[Items from an interface collection]
◆ ◆ ◆ ◆ ◆

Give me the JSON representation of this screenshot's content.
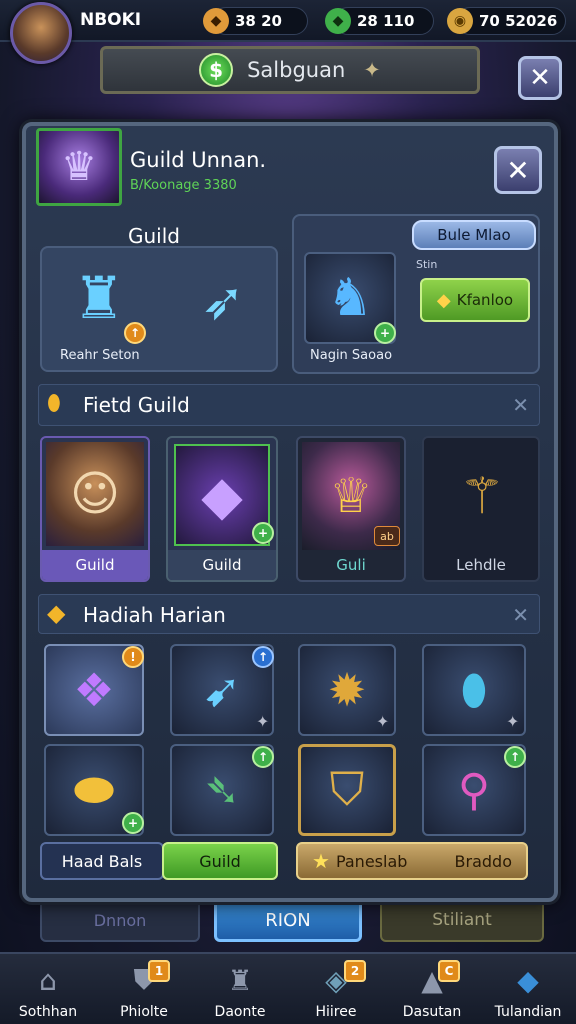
{
  "top_bar": {
    "player_name": "NBOKI",
    "resources": [
      {
        "icon": "amber-gem-icon",
        "value": "38 20",
        "color": "#e09a3a"
      },
      {
        "icon": "green-gem-icon",
        "value": "28 110",
        "color": "#3fb04a"
      },
      {
        "icon": "gold-coin-icon",
        "value": "70 52026",
        "color": "#d9a640"
      }
    ],
    "add_symbol": "+"
  },
  "banner": {
    "title": "Salbguan",
    "coin_symbol": "$"
  },
  "panel": {
    "header": {
      "title": "Guild Unnan.",
      "subtitle": "B/Koonage 3380"
    },
    "guild_box": {
      "title": "Guild",
      "items": [
        {
          "label": "Reahr Seton"
        }
      ]
    },
    "mage_box": {
      "tab_label": "Bule Mlao",
      "small_label": "Stin",
      "portrait_label": "Nagin Saoao",
      "action_label": "Kfanloo"
    },
    "field_guild": {
      "title": "Fietd Guild",
      "cards": [
        {
          "label": "Guild",
          "icon": "warrior-portrait-icon"
        },
        {
          "label": "Guild",
          "icon": "purple-crystal-icon"
        },
        {
          "label": "Guli",
          "icon": "valkyrie-portrait-icon",
          "badge": "ab"
        },
        {
          "label": "Lehdle",
          "icon": "golden-staff-icon"
        }
      ]
    },
    "daily_rewards": {
      "title": "Hadiah Harian",
      "row1": [
        {
          "icon": "purple-amulet-icon"
        },
        {
          "icon": "ice-arrow-icon"
        },
        {
          "icon": "sun-emblem-icon"
        },
        {
          "icon": "blue-orb-icon"
        }
      ],
      "row2": [
        {
          "icon": "gold-gem-icon"
        },
        {
          "icon": "green-bow-icon"
        },
        {
          "icon": "gold-shield-icon"
        },
        {
          "icon": "pink-potion-icon"
        }
      ]
    },
    "bottom_buttons": {
      "left": "Haad Bals",
      "right": "Guild",
      "wide": "Paneslab",
      "wide_right": "Braddo"
    }
  },
  "behind_row": {
    "left": "Dnnon",
    "center": "RION",
    "right": "Stiliant"
  },
  "nav": {
    "items": [
      {
        "label": "Sothhan",
        "icon": "home-icon"
      },
      {
        "label": "Phiolte",
        "icon": "shield-icon",
        "badge": "1"
      },
      {
        "label": "Daonte",
        "icon": "castle-icon"
      },
      {
        "label": "Hiiree",
        "icon": "gem-icon",
        "badge": "2"
      },
      {
        "label": "Dasutan",
        "icon": "mountain-icon",
        "badge": "C"
      },
      {
        "label": "Tulandian",
        "icon": "blue-crystal-icon"
      }
    ]
  }
}
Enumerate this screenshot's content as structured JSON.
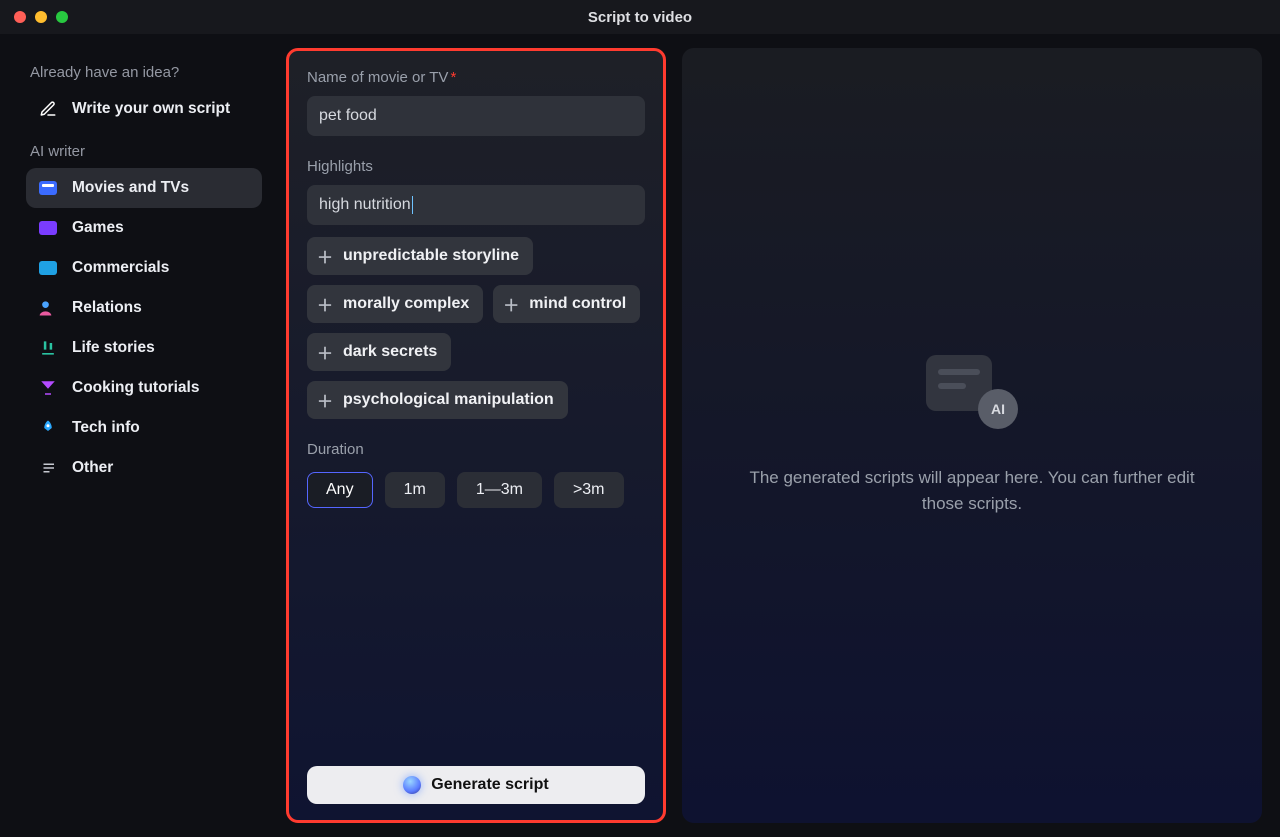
{
  "window": {
    "title": "Script to video"
  },
  "sidebar": {
    "headings": {
      "idea": "Already have an idea?",
      "ai": "AI writer"
    },
    "write_own": "Write your own script",
    "items": [
      {
        "label": "Movies and TVs",
        "active": true
      },
      {
        "label": "Games"
      },
      {
        "label": "Commercials"
      },
      {
        "label": "Relations"
      },
      {
        "label": "Life stories"
      },
      {
        "label": "Cooking tutorials"
      },
      {
        "label": "Tech info"
      },
      {
        "label": "Other"
      }
    ]
  },
  "form": {
    "name_label": "Name of movie or TV",
    "name_value": "pet food",
    "highlights_label": "Highlights",
    "highlights_value": "high nutrition",
    "suggestions": [
      "unpredictable storyline",
      "morally complex",
      "mind control",
      "dark secrets",
      "psychological manipulation"
    ],
    "duration_label": "Duration",
    "duration_options": [
      "Any",
      "1m",
      "1—3m",
      ">3m"
    ],
    "duration_selected": "Any",
    "generate_label": "Generate script"
  },
  "output": {
    "badge_text": "AI",
    "placeholder": "The generated scripts will appear here. You can further edit those scripts."
  }
}
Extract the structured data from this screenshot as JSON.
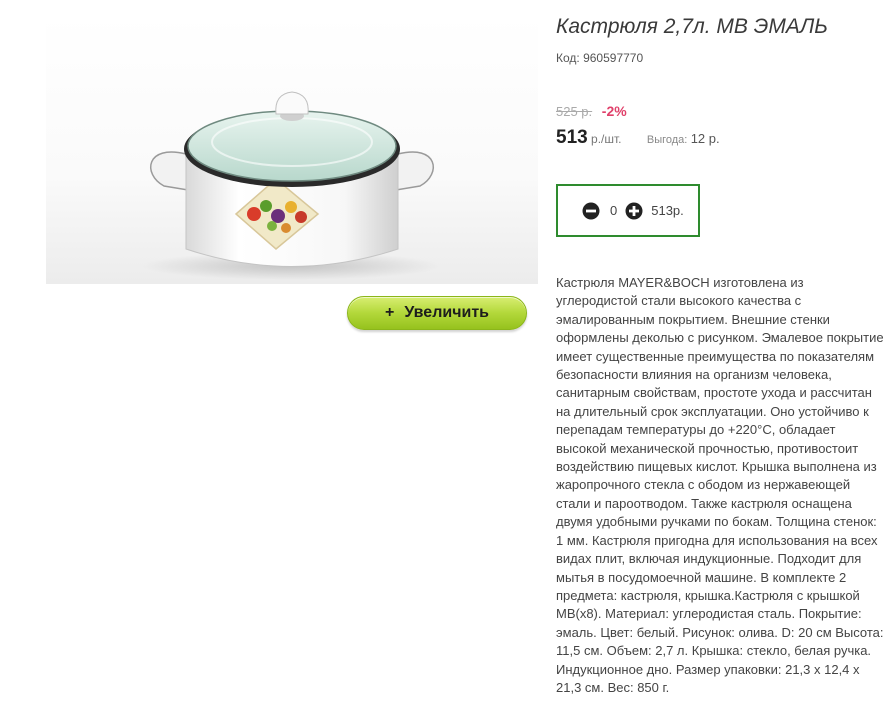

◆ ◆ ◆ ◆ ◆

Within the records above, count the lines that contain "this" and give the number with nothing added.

3